All entries below are to be returned in full, exactly as they stand.

:: Records provided ::

——————————

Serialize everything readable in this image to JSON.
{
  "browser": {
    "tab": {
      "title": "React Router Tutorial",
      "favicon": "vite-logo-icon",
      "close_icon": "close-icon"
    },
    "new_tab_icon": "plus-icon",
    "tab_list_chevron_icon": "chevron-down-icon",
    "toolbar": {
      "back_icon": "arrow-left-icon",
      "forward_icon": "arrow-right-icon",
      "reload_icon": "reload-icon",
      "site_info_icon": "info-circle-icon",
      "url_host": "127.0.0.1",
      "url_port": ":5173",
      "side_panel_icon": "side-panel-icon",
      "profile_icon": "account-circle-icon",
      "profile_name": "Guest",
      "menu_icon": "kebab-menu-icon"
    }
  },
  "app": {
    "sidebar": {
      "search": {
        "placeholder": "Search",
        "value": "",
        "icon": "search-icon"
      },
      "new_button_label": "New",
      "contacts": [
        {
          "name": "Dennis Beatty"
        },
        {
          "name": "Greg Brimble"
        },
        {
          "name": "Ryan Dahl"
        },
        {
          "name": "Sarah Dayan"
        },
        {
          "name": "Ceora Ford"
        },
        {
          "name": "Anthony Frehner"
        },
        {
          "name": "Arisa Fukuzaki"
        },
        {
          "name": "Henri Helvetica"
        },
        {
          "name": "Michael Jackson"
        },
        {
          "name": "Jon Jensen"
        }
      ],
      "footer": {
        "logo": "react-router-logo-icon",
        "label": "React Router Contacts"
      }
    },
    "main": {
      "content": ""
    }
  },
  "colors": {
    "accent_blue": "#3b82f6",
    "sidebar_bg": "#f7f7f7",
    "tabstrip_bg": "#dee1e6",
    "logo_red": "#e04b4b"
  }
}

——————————

:: Result of this exercise ::
Serialize everything readable in this image to JSON.
{
  "browser": {
    "tab": {
      "title": "React Router Tutorial",
      "favicon": "vite-logo-icon",
      "close_icon": "close-icon"
    },
    "new_tab_icon": "plus-icon",
    "tab_list_chevron_icon": "chevron-down-icon",
    "toolbar": {
      "back_icon": "arrow-left-icon",
      "forward_icon": "arrow-right-icon",
      "reload_icon": "reload-icon",
      "site_info_icon": "info-circle-icon",
      "url_host": "127.0.0.1",
      "url_port": ":5173",
      "side_panel_icon": "side-panel-icon",
      "profile_icon": "account-circle-icon",
      "profile_name": "Guest",
      "menu_icon": "kebab-menu-icon"
    }
  },
  "app": {
    "sidebar": {
      "search": {
        "placeholder": "Search",
        "value": "",
        "icon": "search-icon"
      },
      "new_button_label": "New",
      "contacts": [
        {
          "name": "Dennis Beatty"
        },
        {
          "name": "Greg Brimble"
        },
        {
          "name": "Ryan Dahl"
        },
        {
          "name": "Sarah Dayan"
        },
        {
          "name": "Ceora Ford"
        },
        {
          "name": "Anthony Frehner"
        },
        {
          "name": "Arisa Fukuzaki"
        },
        {
          "name": "Henri Helvetica"
        },
        {
          "name": "Michael Jackson"
        },
        {
          "name": "Jon Jensen"
        }
      ],
      "footer": {
        "logo": "react-router-logo-icon",
        "label": "React Router Contacts"
      }
    },
    "main": {
      "content": ""
    }
  },
  "colors": {
    "accent_blue": "#3b82f6",
    "sidebar_bg": "#f7f7f7",
    "tabstrip_bg": "#dee1e6",
    "logo_red": "#e04b4b"
  }
}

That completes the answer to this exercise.